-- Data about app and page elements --
════════════════════
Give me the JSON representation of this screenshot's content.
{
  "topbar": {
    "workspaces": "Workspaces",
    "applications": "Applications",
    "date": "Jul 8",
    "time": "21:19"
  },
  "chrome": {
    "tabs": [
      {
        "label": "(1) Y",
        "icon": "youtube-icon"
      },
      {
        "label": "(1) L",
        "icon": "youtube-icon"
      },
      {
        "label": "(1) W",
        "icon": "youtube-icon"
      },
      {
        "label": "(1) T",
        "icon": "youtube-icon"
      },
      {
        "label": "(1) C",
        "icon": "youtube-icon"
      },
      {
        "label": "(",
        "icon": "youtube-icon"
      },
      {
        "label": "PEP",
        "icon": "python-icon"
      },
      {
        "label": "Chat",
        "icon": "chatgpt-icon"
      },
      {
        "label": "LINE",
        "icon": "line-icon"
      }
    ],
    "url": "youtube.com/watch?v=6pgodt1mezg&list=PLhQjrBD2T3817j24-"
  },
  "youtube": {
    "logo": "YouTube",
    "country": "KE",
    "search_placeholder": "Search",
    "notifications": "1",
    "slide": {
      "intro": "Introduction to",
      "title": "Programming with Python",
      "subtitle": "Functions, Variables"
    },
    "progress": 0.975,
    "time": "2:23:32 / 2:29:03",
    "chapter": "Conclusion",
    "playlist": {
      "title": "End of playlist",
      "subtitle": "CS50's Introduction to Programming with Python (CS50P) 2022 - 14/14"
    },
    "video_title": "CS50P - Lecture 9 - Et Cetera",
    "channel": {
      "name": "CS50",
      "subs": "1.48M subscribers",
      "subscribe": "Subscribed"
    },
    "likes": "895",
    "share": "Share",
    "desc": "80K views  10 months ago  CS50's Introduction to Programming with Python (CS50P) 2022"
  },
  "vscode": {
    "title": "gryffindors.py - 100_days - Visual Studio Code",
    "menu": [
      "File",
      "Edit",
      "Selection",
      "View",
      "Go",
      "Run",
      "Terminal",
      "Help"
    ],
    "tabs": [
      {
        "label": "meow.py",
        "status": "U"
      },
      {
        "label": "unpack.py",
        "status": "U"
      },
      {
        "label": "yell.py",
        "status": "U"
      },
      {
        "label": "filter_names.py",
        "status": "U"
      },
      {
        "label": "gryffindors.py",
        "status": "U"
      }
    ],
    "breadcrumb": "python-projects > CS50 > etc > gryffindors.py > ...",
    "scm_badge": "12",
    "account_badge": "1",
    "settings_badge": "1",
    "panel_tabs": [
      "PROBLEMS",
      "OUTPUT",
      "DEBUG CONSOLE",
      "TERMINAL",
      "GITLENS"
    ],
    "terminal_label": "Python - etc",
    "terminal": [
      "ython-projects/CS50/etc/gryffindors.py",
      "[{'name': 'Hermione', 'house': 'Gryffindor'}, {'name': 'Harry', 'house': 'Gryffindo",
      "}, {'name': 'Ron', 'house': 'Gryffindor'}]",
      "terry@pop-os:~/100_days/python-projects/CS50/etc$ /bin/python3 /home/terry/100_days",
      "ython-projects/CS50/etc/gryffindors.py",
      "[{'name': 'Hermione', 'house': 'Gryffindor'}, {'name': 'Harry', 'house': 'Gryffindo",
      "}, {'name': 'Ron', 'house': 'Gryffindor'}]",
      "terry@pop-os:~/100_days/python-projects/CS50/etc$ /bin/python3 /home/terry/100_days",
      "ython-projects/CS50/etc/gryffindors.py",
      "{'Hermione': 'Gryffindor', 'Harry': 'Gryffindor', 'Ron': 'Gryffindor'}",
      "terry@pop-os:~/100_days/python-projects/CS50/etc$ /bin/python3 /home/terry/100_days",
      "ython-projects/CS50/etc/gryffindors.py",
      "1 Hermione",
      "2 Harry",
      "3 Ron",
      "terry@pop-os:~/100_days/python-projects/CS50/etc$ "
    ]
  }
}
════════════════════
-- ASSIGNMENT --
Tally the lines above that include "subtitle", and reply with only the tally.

-- OUTPUT FOR THIS EXERCISE --
2